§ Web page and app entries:

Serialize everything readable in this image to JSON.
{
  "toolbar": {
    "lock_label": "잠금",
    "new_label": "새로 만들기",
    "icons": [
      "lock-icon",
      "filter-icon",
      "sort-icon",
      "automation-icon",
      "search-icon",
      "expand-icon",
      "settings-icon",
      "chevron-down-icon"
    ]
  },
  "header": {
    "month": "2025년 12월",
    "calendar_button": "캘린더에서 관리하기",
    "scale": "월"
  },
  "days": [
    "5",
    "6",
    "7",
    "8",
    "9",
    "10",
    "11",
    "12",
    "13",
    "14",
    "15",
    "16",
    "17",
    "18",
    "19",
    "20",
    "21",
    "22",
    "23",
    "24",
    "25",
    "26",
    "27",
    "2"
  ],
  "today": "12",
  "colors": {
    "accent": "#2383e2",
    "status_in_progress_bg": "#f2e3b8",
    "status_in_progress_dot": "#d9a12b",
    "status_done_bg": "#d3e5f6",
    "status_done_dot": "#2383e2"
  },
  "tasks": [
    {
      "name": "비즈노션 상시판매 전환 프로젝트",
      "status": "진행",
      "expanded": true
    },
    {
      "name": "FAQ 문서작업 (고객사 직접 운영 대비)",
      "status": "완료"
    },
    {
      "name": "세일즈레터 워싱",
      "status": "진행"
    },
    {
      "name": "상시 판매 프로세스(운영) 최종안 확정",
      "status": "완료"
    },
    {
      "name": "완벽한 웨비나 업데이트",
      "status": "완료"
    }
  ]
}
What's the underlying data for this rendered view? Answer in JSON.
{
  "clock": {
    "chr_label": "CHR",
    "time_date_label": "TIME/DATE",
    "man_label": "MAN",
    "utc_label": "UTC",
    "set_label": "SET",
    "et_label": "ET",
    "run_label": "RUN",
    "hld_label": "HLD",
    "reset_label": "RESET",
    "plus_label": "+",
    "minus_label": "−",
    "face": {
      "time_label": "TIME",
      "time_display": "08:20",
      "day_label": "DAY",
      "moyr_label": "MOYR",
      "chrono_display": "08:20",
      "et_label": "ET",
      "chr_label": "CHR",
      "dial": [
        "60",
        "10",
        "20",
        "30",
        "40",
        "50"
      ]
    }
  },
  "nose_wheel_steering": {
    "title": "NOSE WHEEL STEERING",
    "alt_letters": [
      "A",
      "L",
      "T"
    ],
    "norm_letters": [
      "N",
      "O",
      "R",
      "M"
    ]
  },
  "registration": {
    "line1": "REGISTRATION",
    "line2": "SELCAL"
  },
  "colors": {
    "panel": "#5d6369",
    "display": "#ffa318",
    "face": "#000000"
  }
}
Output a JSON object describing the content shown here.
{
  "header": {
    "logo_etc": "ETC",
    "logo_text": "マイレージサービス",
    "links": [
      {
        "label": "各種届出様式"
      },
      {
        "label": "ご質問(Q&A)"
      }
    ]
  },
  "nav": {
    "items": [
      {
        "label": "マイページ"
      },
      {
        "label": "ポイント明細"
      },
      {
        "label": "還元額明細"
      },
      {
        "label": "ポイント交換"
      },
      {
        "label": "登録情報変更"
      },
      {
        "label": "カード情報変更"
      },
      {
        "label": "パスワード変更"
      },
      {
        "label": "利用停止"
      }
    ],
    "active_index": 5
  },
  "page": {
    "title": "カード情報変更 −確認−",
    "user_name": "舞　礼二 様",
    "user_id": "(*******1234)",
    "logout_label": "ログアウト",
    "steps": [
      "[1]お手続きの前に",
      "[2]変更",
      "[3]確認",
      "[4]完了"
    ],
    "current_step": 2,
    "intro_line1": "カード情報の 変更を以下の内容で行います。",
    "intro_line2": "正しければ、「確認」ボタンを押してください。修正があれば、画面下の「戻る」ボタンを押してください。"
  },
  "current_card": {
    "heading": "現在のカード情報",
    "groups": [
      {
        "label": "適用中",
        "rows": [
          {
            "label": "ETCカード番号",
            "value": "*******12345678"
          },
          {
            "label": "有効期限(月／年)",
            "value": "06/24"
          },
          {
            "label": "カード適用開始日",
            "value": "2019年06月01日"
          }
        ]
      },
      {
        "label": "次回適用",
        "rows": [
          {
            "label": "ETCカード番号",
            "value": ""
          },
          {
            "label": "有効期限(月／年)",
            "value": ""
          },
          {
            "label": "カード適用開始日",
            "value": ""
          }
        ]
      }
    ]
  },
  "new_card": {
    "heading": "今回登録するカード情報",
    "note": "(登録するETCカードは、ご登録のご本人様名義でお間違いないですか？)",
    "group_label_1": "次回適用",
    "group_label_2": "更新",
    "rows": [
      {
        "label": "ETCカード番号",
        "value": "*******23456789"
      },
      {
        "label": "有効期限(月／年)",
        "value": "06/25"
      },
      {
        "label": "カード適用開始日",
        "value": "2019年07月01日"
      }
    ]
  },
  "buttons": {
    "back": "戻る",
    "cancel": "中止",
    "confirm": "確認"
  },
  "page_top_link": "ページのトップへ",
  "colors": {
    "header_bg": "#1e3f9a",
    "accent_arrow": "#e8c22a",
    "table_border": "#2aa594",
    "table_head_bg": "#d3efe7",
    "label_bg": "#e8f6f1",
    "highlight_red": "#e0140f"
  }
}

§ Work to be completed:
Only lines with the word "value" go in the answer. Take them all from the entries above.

§ Response for this exercise:
            "value": "*******12345678"
            "value": "06/24"
            "value": "2019年06月01日"
            "value": ""
            "value": ""
            "value": ""
        "value": "*******23456789"
        "value": "06/25"
        "value": "2019年07月01日"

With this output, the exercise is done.